This is the third novel from Ames’ Juan Llorca series, set in Spain, though it is my second read, having already read The Man with the Three Jaguars (1961). As to why every title in this small series has the word three in it, I’m not sure, but Ames does like his amusing titles.
The story begins with Llorca a sergeant in the Guardia Civil, having a very odd experience when he goes exploring Benijacar. He has been recently posted there to provide reinforcements for the impending festival. Unintentionally Llorca trespasses onto Don Beltran’s estate through an open gate and by moonlight he hears beautiful singing and also comes across a woman in distress. Whilst fending off her attentions, Llorca gets knocked out from behind and wakes to find an English doctor, Jessica Fitzpatrick, near at hand – though conversation is at a minimum when it appears the dogs have been let loose on the estate. Looking back on the incident Llorca feels something is up; in particular he wonders why he only heard the town’s clock strike 6 times when he heard the singing when it was in fact 10 o clock.

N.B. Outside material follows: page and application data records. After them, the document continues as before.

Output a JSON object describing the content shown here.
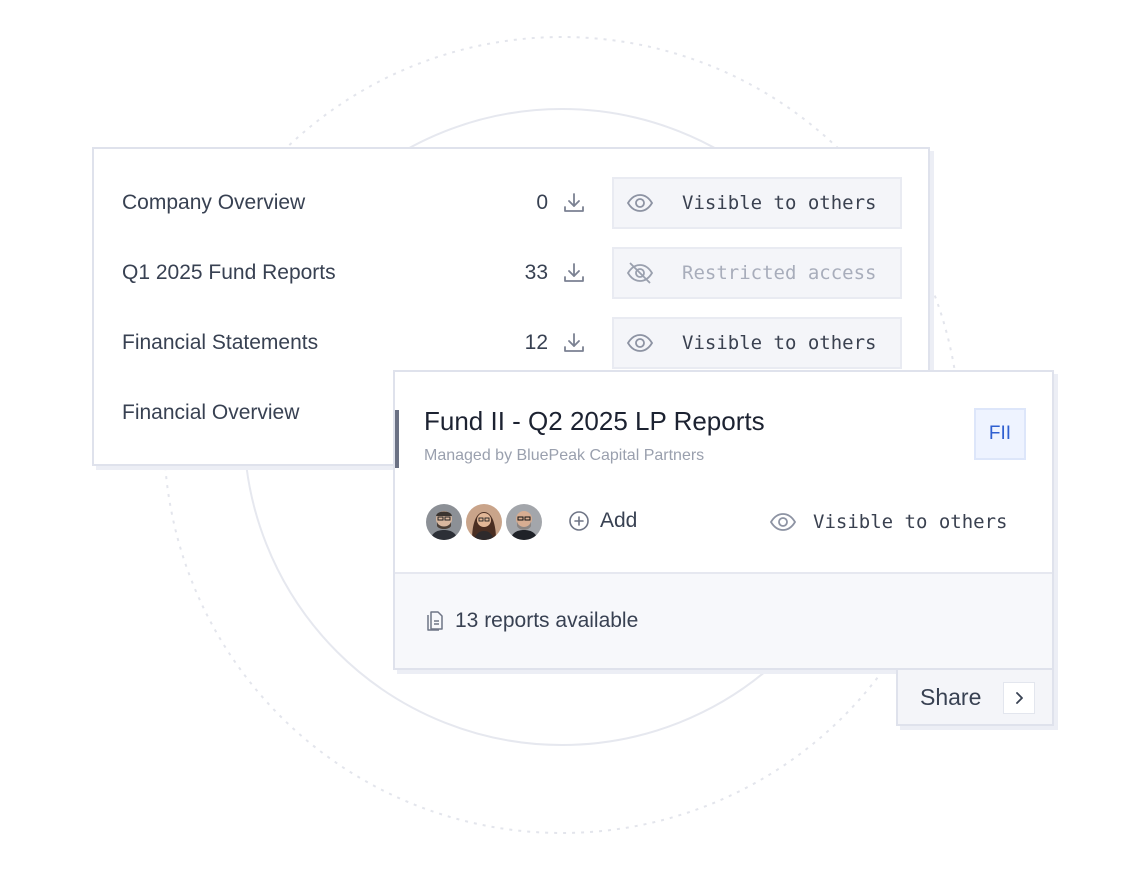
{
  "folders": [
    {
      "name": "Company Overview",
      "count": "0",
      "visibility": "Visible to others",
      "restricted": false
    },
    {
      "name": "Q1 2025 Fund Reports",
      "count": "33",
      "visibility": "Restricted access",
      "restricted": true
    },
    {
      "name": "Financial Statements",
      "count": "12",
      "visibility": "Visible to others",
      "restricted": false
    },
    {
      "name": "Financial Overview"
    }
  ],
  "fund": {
    "title": "Fund II - Q2 2025 LP Reports",
    "subtitle": "Managed by BluePeak Capital Partners",
    "badge": "FII",
    "add_label": "Add",
    "visibility": "Visible to others",
    "reports": "13 reports available"
  },
  "share": {
    "label": "Share"
  },
  "colors": {
    "accent_blue": "#2f5fd0",
    "border": "#dfe2ec",
    "text": "#384152",
    "muted": "#a8adbb"
  },
  "icons": [
    "download-icon",
    "eye-icon",
    "eye-off-icon",
    "plus-circle-icon",
    "document-icon",
    "chevron-right-icon"
  ]
}
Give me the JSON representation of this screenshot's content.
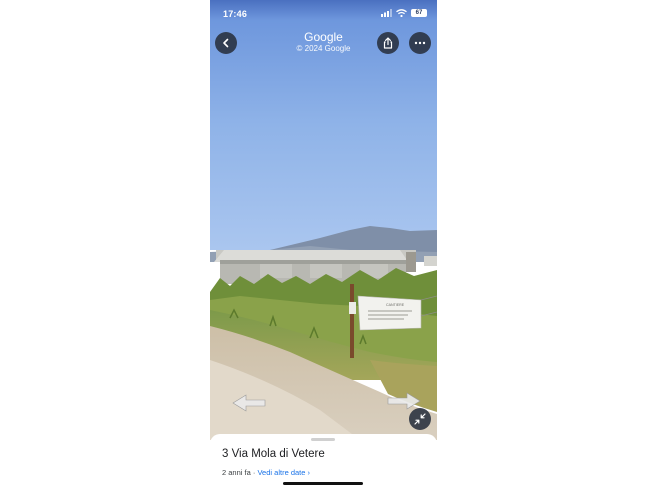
{
  "status_bar": {
    "time": "17:46",
    "battery": "67"
  },
  "header": {
    "title": "Google",
    "subtitle": "© 2024 Google"
  },
  "scene": {
    "sign_text": "CANTIERE"
  },
  "bottom_sheet": {
    "address": "3 Via Mola di Vetere",
    "date_age": "2 anni fa",
    "separator": "·",
    "more_dates_label": "Vedi altre date",
    "chevron": "›"
  },
  "icons": {
    "back": "chevron-left-icon",
    "share": "share-icon",
    "more": "more-horizontal-icon",
    "exit_fullscreen": "collapse-icon",
    "location": "location-arrow-icon",
    "signal": "signal-icon",
    "wifi": "wifi-icon",
    "battery": "battery-icon"
  },
  "colors": {
    "link": "#1a73e8",
    "sky": "#8fb3e8",
    "button_bg": "#28303e"
  }
}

Further mysteries are just around the corner, as when Llorca goes to tell Beltran about his open gate the following day, not only does he receive a shock as to who the woman he saw was, but he also comes across a murder and the victim is unexpectedly Dr Fitzpatrick. Fitzpatrick definitely comes under the heading of an unusual victim, given the lack of motive. Though of course the reader therefore knows that the motive will be key to identifying the killer. However to begin with though the officials decide it is an accidental death and what an accidental death it is! I won’t reveal the method of murder but it is the first time I have ever come across it. As with The Man with Three Jaguars there is a key suspect, who is also very powerful and rich, making them difficult to handle given that the senior officials do not want such an important person being bothered. Another thread to muddy the investigative waters is Jorge El Pajaro, the lead singer of the festival and secret lover of Beltran’s daughter; a situation which causes his grandmother to worry for his safety. Whilst this story does not have the laugh out loud comedy of Ames’ Jane and Dagobert Brown series, there are still lots of colourful and bizarre characters, including a rock fanatic named Primrose Greenbaum. Llorca is going to go through quite a number of head thumping experiences before he finally unravels the truth.
This read was definitely a tonic after my last two not so good reads and was wonderfully entertaining. Ames has a real skill when it comes to developing an engaging first person narrator and it impressed me how different he makes Llorca’s narrative voice from Jane’s. There is still humour, but Llorca’s humour is much more self-deprecating and full of understatement. The reader is in for quite a number of surprises at the end of the story. Clues are left for the reader earlier on, but I do think they perhaps need specialist knowledge of sorts. Ames’ elegant and smooth writing style in a way makes you less on guard when it comes to spotting clues, as it moves you along so well that you can forget to pause and think. I think though a few more clues might be have been good just to make the case less reliant on one particular type of clue. Nevertheless still a very enjoyable read.